According to this press release, Oded Lipschits from the department of Archaeology in Tel Aviv University has found evidence that Assyrians were establishing ‘local administrative centers,’ branch offices if you may, that kept tabs on their Judaen vassals. This ain’t really surprising finding by itself, from the very start of the Assyrian empire, they have been well known for their diplomacy, even though it was a rather domineering legacy. The cuneiform library founded by Sargon II holds bountiful records of envoys between Assyria, Babylon and Elam which lasted for over 800 years.
But, knowing where this site is located gives this news a bit more significance to the find. The site, Ramat Rachel, was actually a suburb of ancient Jerusalem. It is about 2,700 years old. During this time, the Neo-Assyrian empire was the regional power and they –for the most part– practiced a polytheistic religion, Ashurism. Under certain situations, they were tolerant of other ethnicities, ways of life… So, the fact that the Assyrian ’embassy’ was located two miles away, indicates to Lipschits that the Assyrian overlords decided ‘to take a few steps back, and not appear to be interfering with the city’s religious center and local culture.’
I do have problems with where Lipschits takes this observation. From the press release,
“The Assyrians built their economic hub for the region two miles south of Jerusalem at Ramat Rachel. They created elaborate gardens, stocked their cellars with the wine and olive oil they collected in taxes, and quietly but carefully monitored Jerusalem.
“You can see Jerusalem from Ramat Rachel, but when you’re inside Jerusalem’s City of David, you can’t see Ramat Rachel at all,” says Lipschits. “The Assyrians kept a watchful eye, but didn’t let the locals feel a dominant foreign presence.
“It was smart for the Assyrian managers to take a few steps back, and not appear to be interfering with the city’s religious center and local culture. Businesses today could be advised to adopt similar strategies with their branch offices in foreign locations,” he surmises.”
I really don’t know enough about the Assyrian presence in Ramat Rachel other than what was reported in this release. But I, for one, am cautious to use them as a template for good business practices. I find it far too common nowadays for people who study the past to draw tangents to modern day life. In doing so they overlook the pretty obvious facts that make their claims much less utopic.
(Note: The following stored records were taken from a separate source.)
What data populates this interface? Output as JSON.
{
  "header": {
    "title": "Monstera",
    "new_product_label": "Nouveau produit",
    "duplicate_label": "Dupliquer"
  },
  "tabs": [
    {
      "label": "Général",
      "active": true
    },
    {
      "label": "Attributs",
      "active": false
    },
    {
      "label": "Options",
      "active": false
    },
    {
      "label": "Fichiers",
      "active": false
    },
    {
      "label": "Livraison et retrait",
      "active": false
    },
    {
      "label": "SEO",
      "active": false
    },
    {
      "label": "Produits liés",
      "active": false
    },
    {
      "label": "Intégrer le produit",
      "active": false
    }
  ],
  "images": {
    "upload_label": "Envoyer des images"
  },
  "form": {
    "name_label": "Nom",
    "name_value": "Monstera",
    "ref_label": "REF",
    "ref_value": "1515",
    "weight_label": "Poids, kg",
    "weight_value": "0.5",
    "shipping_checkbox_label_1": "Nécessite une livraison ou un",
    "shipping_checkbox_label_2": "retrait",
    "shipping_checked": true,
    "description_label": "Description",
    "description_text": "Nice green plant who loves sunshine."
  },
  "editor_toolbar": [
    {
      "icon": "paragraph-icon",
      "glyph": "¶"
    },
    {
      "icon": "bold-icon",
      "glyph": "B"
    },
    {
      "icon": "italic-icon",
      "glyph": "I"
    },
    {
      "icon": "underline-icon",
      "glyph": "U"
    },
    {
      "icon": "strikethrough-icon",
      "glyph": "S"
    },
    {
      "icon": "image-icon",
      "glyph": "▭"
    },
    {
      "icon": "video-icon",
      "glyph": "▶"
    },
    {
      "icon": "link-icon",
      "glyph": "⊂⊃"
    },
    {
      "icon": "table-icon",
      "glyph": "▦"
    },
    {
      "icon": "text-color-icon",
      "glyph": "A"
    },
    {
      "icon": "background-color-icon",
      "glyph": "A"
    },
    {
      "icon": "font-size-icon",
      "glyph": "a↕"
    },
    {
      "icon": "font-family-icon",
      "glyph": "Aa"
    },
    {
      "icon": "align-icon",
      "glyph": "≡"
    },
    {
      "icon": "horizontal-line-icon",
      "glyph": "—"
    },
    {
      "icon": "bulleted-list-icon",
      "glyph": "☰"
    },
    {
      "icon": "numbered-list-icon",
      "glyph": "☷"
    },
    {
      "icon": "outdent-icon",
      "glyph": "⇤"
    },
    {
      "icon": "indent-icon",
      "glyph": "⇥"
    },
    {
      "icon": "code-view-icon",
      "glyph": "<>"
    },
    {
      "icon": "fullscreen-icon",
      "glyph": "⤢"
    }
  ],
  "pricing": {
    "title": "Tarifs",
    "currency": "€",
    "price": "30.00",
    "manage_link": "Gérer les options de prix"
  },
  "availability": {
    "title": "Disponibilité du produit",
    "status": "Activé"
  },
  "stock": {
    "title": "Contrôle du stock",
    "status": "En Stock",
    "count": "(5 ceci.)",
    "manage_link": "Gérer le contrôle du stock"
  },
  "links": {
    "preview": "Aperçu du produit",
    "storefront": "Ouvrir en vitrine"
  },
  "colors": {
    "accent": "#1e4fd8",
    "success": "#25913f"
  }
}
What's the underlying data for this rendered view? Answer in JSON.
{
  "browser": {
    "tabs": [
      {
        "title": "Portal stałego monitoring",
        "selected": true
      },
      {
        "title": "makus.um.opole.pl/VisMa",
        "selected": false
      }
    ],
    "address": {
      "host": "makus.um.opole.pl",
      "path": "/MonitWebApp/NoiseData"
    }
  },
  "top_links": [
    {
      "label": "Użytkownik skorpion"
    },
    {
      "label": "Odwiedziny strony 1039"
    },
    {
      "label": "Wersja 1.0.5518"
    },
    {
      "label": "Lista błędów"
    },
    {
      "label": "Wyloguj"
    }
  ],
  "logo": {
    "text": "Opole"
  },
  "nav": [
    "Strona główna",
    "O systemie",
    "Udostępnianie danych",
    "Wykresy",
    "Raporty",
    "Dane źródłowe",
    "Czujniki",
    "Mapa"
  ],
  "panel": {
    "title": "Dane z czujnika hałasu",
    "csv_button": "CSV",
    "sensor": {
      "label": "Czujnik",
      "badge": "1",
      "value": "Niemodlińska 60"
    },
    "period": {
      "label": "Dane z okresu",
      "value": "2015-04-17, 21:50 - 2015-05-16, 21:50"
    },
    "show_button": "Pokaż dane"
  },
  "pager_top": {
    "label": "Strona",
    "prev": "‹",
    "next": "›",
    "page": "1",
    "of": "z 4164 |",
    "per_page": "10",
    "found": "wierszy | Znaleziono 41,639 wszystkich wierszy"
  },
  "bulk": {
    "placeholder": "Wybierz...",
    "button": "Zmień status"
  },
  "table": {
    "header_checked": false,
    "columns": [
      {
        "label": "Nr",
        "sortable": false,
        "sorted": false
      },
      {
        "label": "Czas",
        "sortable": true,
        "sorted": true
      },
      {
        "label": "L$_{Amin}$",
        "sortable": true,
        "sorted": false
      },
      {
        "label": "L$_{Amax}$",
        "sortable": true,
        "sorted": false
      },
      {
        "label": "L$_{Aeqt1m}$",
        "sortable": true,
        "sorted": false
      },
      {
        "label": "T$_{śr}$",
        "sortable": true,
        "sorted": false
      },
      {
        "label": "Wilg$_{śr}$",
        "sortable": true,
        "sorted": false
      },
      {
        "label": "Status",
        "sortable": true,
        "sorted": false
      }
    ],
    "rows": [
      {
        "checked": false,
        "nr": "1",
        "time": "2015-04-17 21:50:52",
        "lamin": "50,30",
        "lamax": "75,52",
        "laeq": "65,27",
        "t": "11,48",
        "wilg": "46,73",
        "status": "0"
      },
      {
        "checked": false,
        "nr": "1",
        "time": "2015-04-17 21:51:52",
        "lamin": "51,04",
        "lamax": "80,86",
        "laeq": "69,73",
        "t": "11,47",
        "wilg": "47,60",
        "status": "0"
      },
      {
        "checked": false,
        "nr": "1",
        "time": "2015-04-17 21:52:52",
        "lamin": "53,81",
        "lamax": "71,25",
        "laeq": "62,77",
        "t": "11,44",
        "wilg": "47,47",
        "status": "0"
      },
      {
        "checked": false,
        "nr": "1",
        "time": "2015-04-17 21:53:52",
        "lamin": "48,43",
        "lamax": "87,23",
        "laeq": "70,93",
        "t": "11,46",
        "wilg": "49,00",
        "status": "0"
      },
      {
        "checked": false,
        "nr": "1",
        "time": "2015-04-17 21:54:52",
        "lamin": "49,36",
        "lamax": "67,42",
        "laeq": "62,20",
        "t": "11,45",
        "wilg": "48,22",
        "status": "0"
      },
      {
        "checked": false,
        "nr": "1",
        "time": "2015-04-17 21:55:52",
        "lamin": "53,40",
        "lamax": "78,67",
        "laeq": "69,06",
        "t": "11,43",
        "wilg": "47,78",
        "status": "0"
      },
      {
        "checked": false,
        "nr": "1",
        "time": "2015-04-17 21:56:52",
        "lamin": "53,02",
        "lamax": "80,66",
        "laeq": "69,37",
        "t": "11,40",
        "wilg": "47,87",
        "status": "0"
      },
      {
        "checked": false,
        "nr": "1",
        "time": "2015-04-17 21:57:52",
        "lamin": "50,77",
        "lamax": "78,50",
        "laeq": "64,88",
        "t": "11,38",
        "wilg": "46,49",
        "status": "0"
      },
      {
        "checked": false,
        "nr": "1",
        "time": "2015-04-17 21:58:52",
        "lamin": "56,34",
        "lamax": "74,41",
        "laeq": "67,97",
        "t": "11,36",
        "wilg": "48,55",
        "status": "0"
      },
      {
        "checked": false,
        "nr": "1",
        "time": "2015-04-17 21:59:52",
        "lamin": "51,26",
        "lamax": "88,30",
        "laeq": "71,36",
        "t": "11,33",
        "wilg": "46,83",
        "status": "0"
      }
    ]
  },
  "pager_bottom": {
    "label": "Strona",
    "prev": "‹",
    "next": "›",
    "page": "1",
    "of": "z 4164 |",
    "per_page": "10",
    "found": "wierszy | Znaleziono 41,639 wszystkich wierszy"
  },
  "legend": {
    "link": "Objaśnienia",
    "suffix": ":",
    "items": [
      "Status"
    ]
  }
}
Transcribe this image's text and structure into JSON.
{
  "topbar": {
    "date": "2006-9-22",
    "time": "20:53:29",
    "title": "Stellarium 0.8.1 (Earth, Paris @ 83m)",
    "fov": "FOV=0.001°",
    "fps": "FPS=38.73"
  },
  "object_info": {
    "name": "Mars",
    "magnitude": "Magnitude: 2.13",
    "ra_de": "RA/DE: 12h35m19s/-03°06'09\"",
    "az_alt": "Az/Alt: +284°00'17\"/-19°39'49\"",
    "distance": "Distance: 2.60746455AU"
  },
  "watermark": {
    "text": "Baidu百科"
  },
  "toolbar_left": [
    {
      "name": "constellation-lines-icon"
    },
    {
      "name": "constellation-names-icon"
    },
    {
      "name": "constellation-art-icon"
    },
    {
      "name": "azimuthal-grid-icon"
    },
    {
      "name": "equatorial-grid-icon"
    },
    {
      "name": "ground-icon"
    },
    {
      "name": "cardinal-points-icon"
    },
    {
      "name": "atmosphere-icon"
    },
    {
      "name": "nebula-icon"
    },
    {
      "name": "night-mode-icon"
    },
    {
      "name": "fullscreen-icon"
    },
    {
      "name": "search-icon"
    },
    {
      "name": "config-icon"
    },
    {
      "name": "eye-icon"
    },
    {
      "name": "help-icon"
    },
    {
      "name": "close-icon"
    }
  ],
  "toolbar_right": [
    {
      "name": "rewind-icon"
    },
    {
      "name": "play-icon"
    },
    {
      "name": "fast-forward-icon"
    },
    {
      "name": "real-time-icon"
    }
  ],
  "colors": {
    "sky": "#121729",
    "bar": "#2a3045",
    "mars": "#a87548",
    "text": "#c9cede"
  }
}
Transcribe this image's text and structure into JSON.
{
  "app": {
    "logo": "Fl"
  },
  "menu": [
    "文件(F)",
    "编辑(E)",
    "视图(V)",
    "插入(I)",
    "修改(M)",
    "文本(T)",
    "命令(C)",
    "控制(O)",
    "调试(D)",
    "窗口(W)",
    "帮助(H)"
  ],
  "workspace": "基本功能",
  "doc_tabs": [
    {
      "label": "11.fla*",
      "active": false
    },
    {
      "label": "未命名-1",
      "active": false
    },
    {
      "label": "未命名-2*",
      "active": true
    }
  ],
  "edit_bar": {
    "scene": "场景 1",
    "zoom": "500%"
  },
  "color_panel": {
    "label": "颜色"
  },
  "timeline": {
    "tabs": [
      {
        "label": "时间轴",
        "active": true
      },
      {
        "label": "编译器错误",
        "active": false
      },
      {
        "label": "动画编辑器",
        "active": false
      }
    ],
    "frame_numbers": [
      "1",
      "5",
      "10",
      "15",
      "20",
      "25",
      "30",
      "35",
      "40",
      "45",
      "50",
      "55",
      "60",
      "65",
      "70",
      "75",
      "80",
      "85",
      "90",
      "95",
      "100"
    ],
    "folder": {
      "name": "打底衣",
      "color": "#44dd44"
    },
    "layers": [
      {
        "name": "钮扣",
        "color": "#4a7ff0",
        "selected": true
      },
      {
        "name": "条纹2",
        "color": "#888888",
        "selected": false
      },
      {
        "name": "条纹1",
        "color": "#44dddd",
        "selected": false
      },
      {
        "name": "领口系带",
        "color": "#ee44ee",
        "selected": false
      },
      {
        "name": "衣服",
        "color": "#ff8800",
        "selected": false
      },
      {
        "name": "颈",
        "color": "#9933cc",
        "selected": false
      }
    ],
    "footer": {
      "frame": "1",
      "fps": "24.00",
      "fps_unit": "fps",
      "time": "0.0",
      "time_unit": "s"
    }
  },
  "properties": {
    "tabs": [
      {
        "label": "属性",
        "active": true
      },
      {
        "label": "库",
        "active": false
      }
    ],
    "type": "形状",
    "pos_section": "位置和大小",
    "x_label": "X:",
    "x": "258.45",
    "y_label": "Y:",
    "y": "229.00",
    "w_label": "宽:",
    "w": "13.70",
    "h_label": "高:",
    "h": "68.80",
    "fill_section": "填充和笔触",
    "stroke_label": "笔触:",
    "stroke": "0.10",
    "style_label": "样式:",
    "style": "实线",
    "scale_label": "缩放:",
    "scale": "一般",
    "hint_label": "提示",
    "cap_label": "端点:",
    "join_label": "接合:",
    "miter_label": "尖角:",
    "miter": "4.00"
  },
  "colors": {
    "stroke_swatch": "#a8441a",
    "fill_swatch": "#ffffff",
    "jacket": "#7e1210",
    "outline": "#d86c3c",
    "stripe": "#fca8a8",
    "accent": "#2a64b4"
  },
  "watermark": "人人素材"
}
In this case, like many early empires, the Assyrian one was forged out and maintained out of rather horrible things such as war, slavery and totalitarianism. One of the earlier Assyrian kings, Ashurnasirpal II, decimated Aramaeans and set the tone for the Assyrians to bask in their ruthlessness. Their social structure was largely founded by a land-holding class which consisted almost entirely of military commanders who grew wealthy from the spoils taken in war. Their dominance was not successfully challenged until Battle of Nineveh, when the Neo-Assyrian Empire collapsed under the invasion of Iranian peoples from the east. During this time, under the rule of Cyrus the Great, the Assyrians were exposed to live by one of the first human rights edicts of the time, the Charter of Cyrus the Great. It was not until then that the Assyrian dominance over Judeah subsided.
So, while it may have been beneficial for the Assyrians near Jerusalem to step back and not put pressure on their Judean state, can they really be a reliable model for modern day economical ethics and societies?